In the case of consciousness, I can't really conceive of anything like this at all. What can I point to and say consciousness? My first instinct is to point at my head, or to point vaguely at my surroundings, but from the third-person POV, these are really silly/inadequate and so very difficult to work on scientifically.
It might be difficult to point at other things too, e.g., numbers, electromagnetism, the economy, etc. But I can (very) reliably point to a set of objects with some cardinality, I can reliably point to some reading on a physical sensor, and I can (less) reliably point to certain behavioral observations that are connected to some economic variable through a long causal chain. (Notice how the less reliably I can do this pointing, the more controversial the definition of the thing).
Basically, this is just to say that if I don't have a reliable way to gather samples of things that have some property that I want to investigate, I have a really poor shot at refining the definition of that property through scientific effort. It feels to some, including me, that consciousness is uniquely ill-defined in that it seems like a uniquely difficult thing to point to.
Definitions are a problem in any philosophical discussion. Until we can nail down with some concreteness what we mean, we're typically just talking past each other with our own particular versions of the concepts. I'm always surprised how much adamant resistance there is to this simple observation. I think it's what makes many philosophical discussions endless and unproductive.
The problem with the water example is that Newton always had the option of defining water functionally, it terms of the roles it plays for him. Now, I'm a functionalist. I have no problem talking about consciousness in that way. But it typically results in a discussion of reportability, sensory discrimination and categorization, attention, memory, evaluative reactions, executive control, or some other capability.

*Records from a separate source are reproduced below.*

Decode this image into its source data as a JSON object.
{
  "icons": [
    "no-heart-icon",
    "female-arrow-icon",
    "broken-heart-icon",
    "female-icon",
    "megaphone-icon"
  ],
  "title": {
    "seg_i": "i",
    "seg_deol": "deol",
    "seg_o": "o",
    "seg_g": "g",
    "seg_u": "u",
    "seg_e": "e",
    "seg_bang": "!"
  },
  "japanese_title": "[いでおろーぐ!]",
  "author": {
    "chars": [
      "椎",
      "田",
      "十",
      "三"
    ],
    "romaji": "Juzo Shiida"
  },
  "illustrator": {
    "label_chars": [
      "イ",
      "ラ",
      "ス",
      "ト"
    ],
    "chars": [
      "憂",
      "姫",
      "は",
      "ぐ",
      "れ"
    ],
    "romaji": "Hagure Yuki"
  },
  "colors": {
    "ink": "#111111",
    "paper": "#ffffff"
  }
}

The thing is, many insist that functionality is not what they're talking about. (See Chalmers' distinction between "easy" problems and the hard one.) The problem then is getting them to clarify what they do mean. The result is typically ambiguity while denying anything specific enough to be criticized.. As Daniel Dennett observed in his 1988 Quining Qualia paper: "My quarry is frustratingly elusive; no sooner does it retreat in the face of one argument than "it" reappears, apparently innocent of all charges, in a new guise."
Animals like dogs or cats are sentient - they perceive the world around them, have preferences and experience physical and emotional suffering. I think sentience, if that definition is true, would be closer to Edelman's primary rather than secondary consciousness.
It is not a simple subject. Dawkins said, "Consciousness was the most profound mystery facing modern biology." Yes, being either conscious or unconscious is straightforward enough, but says nothing about philosophical "consciousness" when discussed by academics. Then, there's the thorny issue of panpsychism, a spiritual dilemma, right? Id est, "Consciousness is the Ground of All Being (Paul Tillich).
Very informative piece. Thank you!
And those bloody microtubials?